Some questions I asked, and some partial answers:
1) Utopia = "no place" and dystopia = "broken place". If they're not opposites, does this mean they're two sides of the same concept?
A) I think they utopias and dystopias are both forms of criticism, often satirical, of the present-day world. A utopia points out the ways in which our current social world could be better, and a dystopia points out the ways in which trends in our current social world could lead us toward a future that is worse. At their heart, both story types are talking about the future, and both are criticizing the present.
2) How extensively do dystopias draw on apocalyptic mythology or (post-Darwin) acceptance of the universal struggle for existence?
A) Not sure about this one yet, but I did re-read a chunk of The Origin of the Species and found a passage I didn't remember from the first time I read it in undergrad. Darwin mentions that in this field where he tried to grow a number of plants he had several different plots.

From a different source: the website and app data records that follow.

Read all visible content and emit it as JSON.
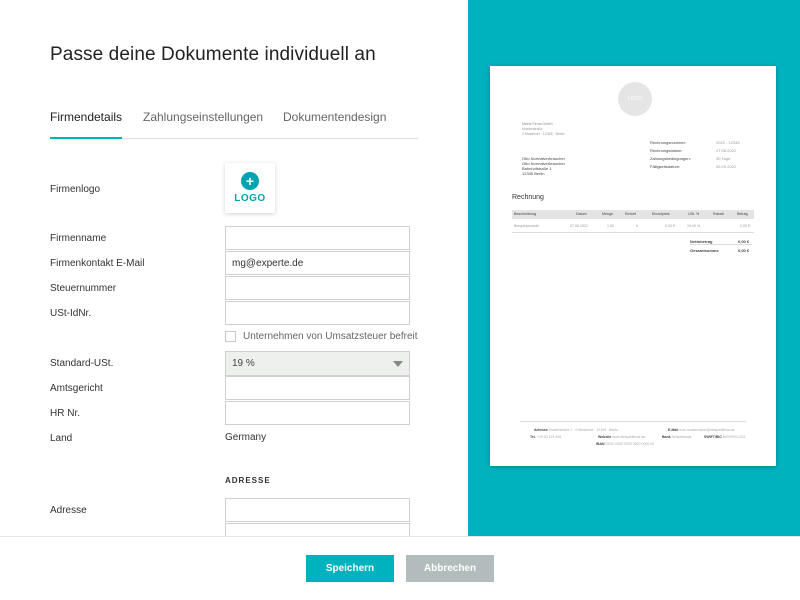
{
  "page": {
    "title": "Passe deine Dokumente individuell an"
  },
  "tabs": [
    {
      "label": "Firmendetails",
      "active": true
    },
    {
      "label": "Zahlungseinstellungen",
      "active": false
    },
    {
      "label": "Dokumentendesign",
      "active": false
    }
  ],
  "form": {
    "logo_label": "Firmenlogo",
    "logo_button": "LOGO",
    "company_name_label": "Firmenname",
    "company_name_value": "",
    "email_label": "Firmenkontakt E-Mail",
    "email_value": "mg@experte.de",
    "tax_number_label": "Steuernummer",
    "tax_number_value": "",
    "vat_id_label": "USt-IdNr.",
    "vat_id_value": "",
    "vat_exempt_label": "Unternehmen von Umsatzsteuer befreit",
    "vat_exempt_checked": false,
    "standard_vat_label": "Standard-USt.",
    "standard_vat_value": "19 %",
    "court_label": "Amtsgericht",
    "court_value": "",
    "hr_label": "HR Nr.",
    "hr_value": "",
    "country_label": "Land",
    "country_value": "Germany",
    "address_section": "ADRESSE",
    "address_label": "Adresse",
    "address_value": ""
  },
  "preview": {
    "logo_text": "LOGO",
    "sender_name": "Meine Firma GmbH",
    "sender_line2": "Musterstraße",
    "sender_line3": "0 Musterort · 12345 · Berlin",
    "recipient_lines": [
      "Otto Normalverbraucher",
      "Otto Normalverbraucher",
      "Bahnhofstraße 1",
      "12345 Berlin"
    ],
    "meta": [
      {
        "label": "Rechnungsnummer:",
        "value": "2022 - 12345"
      },
      {
        "label": "Rechnungsdatum:",
        "value": "27.08.2022"
      },
      {
        "label": "Zahlungsbedingungen:",
        "value": "30 Tage"
      },
      {
        "label": "Fälligkeitsdatum:",
        "value": "26.09.2022"
      }
    ],
    "heading": "Rechnung",
    "table_headers": [
      "Beschreibung",
      "Datum",
      "Menge",
      "Einheit",
      "Einzelpreis",
      "USt. %",
      "Rabatt",
      "Betrag"
    ],
    "table_row": [
      "Beispielprodukt",
      "27.08.2022",
      "1,00",
      "h",
      "0,00 €",
      "19,00 %",
      "",
      "0,00 €"
    ],
    "net_label": "Nettobetrag",
    "net_value": "0,00 €",
    "total_label": "Gesamtsumme",
    "total_value": "0,00 €",
    "footer_line1_label": "Adresse",
    "footer_line1_value": "Musterstraße 1 · 0 Musterort · 12345 · Berlin",
    "footer_email_label": "E-Mail",
    "footer_email_value": "max.mustermann@beispielfirma.de",
    "footer_tel_label": "Tel.",
    "footer_tel_value": "+49 30 123 456",
    "footer_web_label": "Website",
    "footer_web_value": "www.beispielfirma.de",
    "footer_bank_label": "Bank",
    "footer_bank_value": "Beispielbank",
    "footer_swift_label": "SWIFT/BIC",
    "footer_swift_value": "BEISPIELXXX",
    "footer_iban_label": "IBAN",
    "footer_iban_value": "DE00 0000 0000 0000 0000 00"
  },
  "footer": {
    "save_label": "Speichern",
    "cancel_label": "Abbrechen"
  },
  "colors": {
    "accent": "#00b1be",
    "secondary_button": "#b2bcbc"
  }
}
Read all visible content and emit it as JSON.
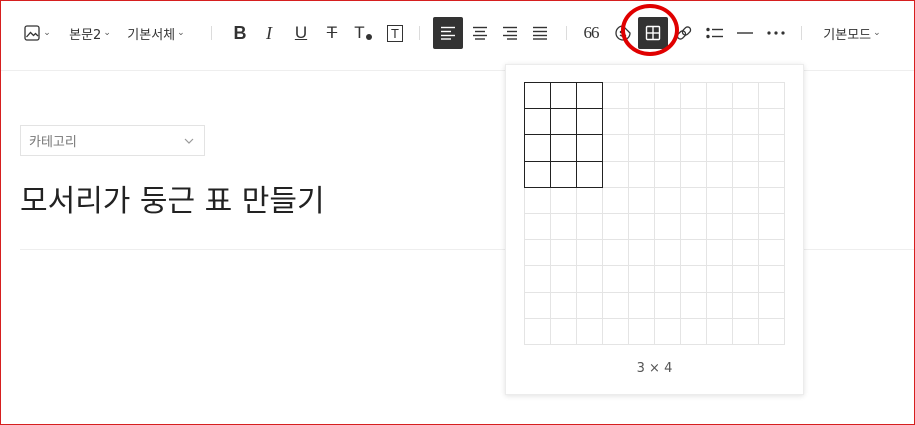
{
  "toolbar": {
    "image_button": {
      "icon": "image-icon",
      "has_dropdown": true
    },
    "paragraph_style": "본문2",
    "font_family": "기본서체",
    "format_buttons": [
      {
        "name": "bold-icon",
        "glyph": "B"
      },
      {
        "name": "italic-icon",
        "glyph": "I"
      },
      {
        "name": "underline-icon",
        "glyph": "U"
      },
      {
        "name": "strikethrough-icon",
        "glyph": "T"
      },
      {
        "name": "text-color-icon",
        "glyph": "T"
      },
      {
        "name": "text-background-icon",
        "glyph": "T"
      }
    ],
    "align_buttons": [
      "align-left-icon",
      "align-center-icon",
      "align-right-icon",
      "align-justify-icon"
    ],
    "active_align": "align-left-icon",
    "insert_buttons": [
      "quote-icon",
      "emoji-icon",
      "table-icon",
      "link-icon",
      "list-icon",
      "horizontal-line-icon",
      "more-icon"
    ],
    "quote_glyph": "66",
    "active_insert": "table-icon",
    "highlight_color": "#e00000",
    "mode": "기본모드"
  },
  "editor": {
    "category_placeholder": "카테고리",
    "title": "모서리가 둥근 표 만들기"
  },
  "table_picker": {
    "rows": 10,
    "cols": 10,
    "selected_rows": 4,
    "selected_cols": 3,
    "size_label": "3 × 4"
  },
  "colors": {
    "accent_dark": "#333333",
    "frame_border": "#d61f1f",
    "grid_line": "#e4e4e4",
    "grid_selected": "#222222"
  }
}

One was untilled, and the seeds had to struggle with this primarily. The next was tilled but unweeded, and the seedlings struggled primarily with the weeds. The next was tilled and weeded and the seedlings struggled with insects and slugs that tried to destroy them. The final field was tilled, weeded, and cleared of slugs and the plants struggled with each other, the stronger plants against the weaker. I found this fascinating; the idea that the struggle for existence is something that cannot ever be eliminated by perfections of environment.

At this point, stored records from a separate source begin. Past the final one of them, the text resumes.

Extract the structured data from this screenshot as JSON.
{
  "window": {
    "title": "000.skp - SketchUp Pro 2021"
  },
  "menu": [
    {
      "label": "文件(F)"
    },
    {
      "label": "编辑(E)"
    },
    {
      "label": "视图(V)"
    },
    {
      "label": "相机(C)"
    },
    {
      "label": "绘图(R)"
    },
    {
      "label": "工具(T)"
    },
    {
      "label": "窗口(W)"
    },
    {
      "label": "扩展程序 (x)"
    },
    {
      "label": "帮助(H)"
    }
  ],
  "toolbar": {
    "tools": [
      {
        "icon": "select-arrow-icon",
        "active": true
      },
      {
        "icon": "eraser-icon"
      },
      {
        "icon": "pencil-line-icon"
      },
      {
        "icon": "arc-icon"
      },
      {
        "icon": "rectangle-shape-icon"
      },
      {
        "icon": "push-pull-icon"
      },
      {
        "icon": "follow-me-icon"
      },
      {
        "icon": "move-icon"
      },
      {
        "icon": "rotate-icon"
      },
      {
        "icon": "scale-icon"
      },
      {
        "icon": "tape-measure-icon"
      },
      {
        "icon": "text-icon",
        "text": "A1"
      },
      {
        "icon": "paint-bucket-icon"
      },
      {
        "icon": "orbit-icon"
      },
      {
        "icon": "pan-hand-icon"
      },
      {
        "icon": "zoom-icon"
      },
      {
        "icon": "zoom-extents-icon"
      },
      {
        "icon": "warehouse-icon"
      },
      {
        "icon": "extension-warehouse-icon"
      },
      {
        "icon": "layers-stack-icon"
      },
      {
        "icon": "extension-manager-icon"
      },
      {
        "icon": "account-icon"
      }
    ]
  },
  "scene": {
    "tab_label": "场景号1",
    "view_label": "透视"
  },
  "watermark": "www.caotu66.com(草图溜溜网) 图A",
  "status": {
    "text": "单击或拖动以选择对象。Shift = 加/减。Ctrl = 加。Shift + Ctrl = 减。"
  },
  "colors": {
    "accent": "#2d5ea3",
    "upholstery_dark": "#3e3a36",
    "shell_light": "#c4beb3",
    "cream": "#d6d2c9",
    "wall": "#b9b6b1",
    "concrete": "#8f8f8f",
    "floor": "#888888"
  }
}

3) How did literary naturalism alter the criticism inherent in utopias and dystopias from earlier periods? Did it obscure meaning?

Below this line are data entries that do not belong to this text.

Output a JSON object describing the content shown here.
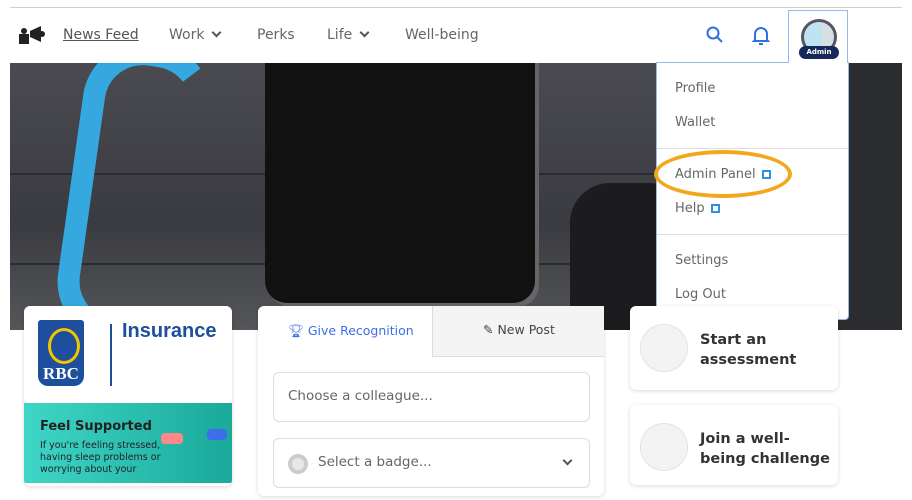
{
  "nav": {
    "items": [
      {
        "label": "News Feed",
        "active": true
      },
      {
        "label": "Work",
        "dropdown": true
      },
      {
        "label": "Perks"
      },
      {
        "label": "Life",
        "dropdown": true
      },
      {
        "label": "Well-being"
      }
    ],
    "icons": [
      "search-icon",
      "bell-icon"
    ],
    "avatar_badge": "Admin",
    "accent": "#2f6fe0"
  },
  "menu": {
    "items": [
      "Profile",
      "Wallet",
      "Admin Panel",
      "Help",
      "Settings",
      "Log Out"
    ],
    "highlight_color": "#f2a81d"
  },
  "brand": {
    "logo_text": "RBC",
    "product": "Insurance"
  },
  "promo": {
    "title": "Feel Supported",
    "body": "If you're feeling stressed, having sleep problems or worrying about your"
  },
  "composer": {
    "tabs": [
      "Give Recognition",
      "New Post"
    ],
    "colleague_placeholder": "Choose a colleague...",
    "badge_placeholder": "Select a badge..."
  },
  "actions": [
    "Start an assessment",
    "Join a well-being challenge"
  ]
}
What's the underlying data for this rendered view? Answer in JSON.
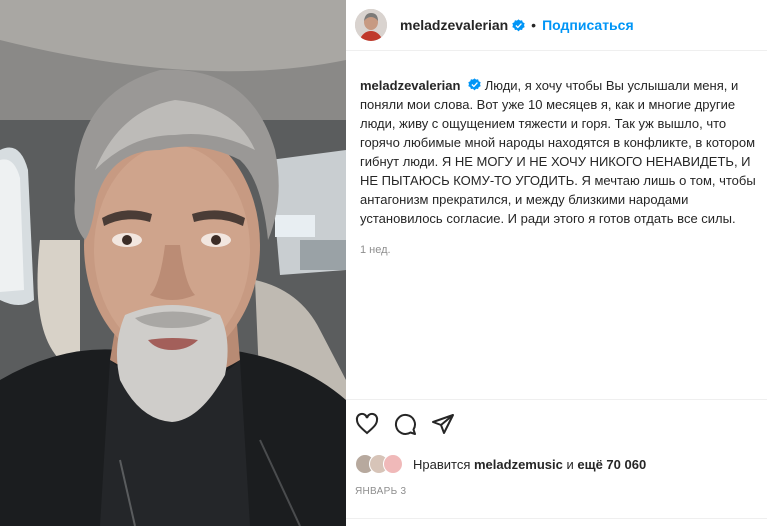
{
  "header": {
    "username": "meladzevalerian",
    "separator": "•",
    "follow_label": "Подписаться"
  },
  "caption": {
    "username": "meladzevalerian",
    "text": "Люди, я хочу чтобы Вы услышали меня, и поняли мои слова. Вот уже 10 месяцев я, как и многие другие люди, живу с ощущением тяжести и горя. Так уж вышло, что горячо любимые мной народы находятся в конфликте, в котором гибнут люди. Я НЕ МОГУ И НЕ ХОЧУ НИКОГО НЕНАВИДЕТЬ, И НЕ ПЫТАЮСЬ КОМУ-ТО УГОДИТЬ. Я мечтаю лишь о том, чтобы антагонизм прекратился, и между близкими народами установилось согласие. И ради этого я готов отдать все силы.",
    "time": "1 нед."
  },
  "likes": {
    "prefix": "Нравится",
    "liker": "meladzemusic",
    "conjunction": "и",
    "others": "ещё 70 060"
  },
  "date": "ЯНВАРЬ 3",
  "icons": [
    "verified-badge-icon",
    "heart-icon",
    "comment-icon",
    "share-icon"
  ],
  "colors": {
    "accent": "#0095f6",
    "text": "#262626",
    "muted": "#8e8e8e"
  }
}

A) This is a pretty complex question, but the short answer is yes I think it did obscure meaning. Consider very early utopias and dystopias like biblical, classic, or Renaissance texts. The meaning of the Book of Revelations is abundantly clear, as is that of Plato's Republic, as is (to a more satirical extent) Dante's Inferno. But once you see the seeds of naturalism take hold, you get texts that are lavishly detailed and they assume that the reader will meet the author halfway when it comes to making sense of the metaphor and meaning beneath the imagery. One criticism of the Naturalists is that they were mere specialists, like an artist who can create a picture of a banana that's so realistic it appears to be a photograph. The "art" of the picture is that it's indistinguishable from a photograph, but in order to appreciate this hypothetical piece, it requires that its audience understands what a photograph is, how a photograph is different from a painting, and has some sense of how difficult this accomplishment is. Literature is similar with regard to description. Your audience must understand why certain details matter before they read the book in order to understand the meaning beneath the details. The same isn't true, or at least isn't AS true, of earlier forms of utopias and dystopias.
My mental state: Poleaxed. I've read over 1000 pages of primary and secondary texts this week and I've got at least a couple hundred more to finish by the end of the night, about half of which consists of mind-bendingly abstract and dense critical texts. I had hoped I'd have at least a week or two before this level of commitment to coursework kicked in, but evidently that's not the case. I got a slight head-start on my work for ENG781 by reading Sister Carrie and McTeague before the class started, but if this week is any indication, I'm in for a grueling term. I had a headache last night that would have incapacitated a grizzly bear and it's only a matter of time before all of the sitting, driving, and scraping my eyeballs across Georg Lukacs's impenetrable prose starts to wear on me. Think Rocky was a tough-ass? If you really want an inspirational montage with 80's rock music, watch someone survive four months of PhD coursework. My initial thoughts about the social media component of this research: I love the idea of sharing PhD-level research with the world. I do not love the additional work that it represents.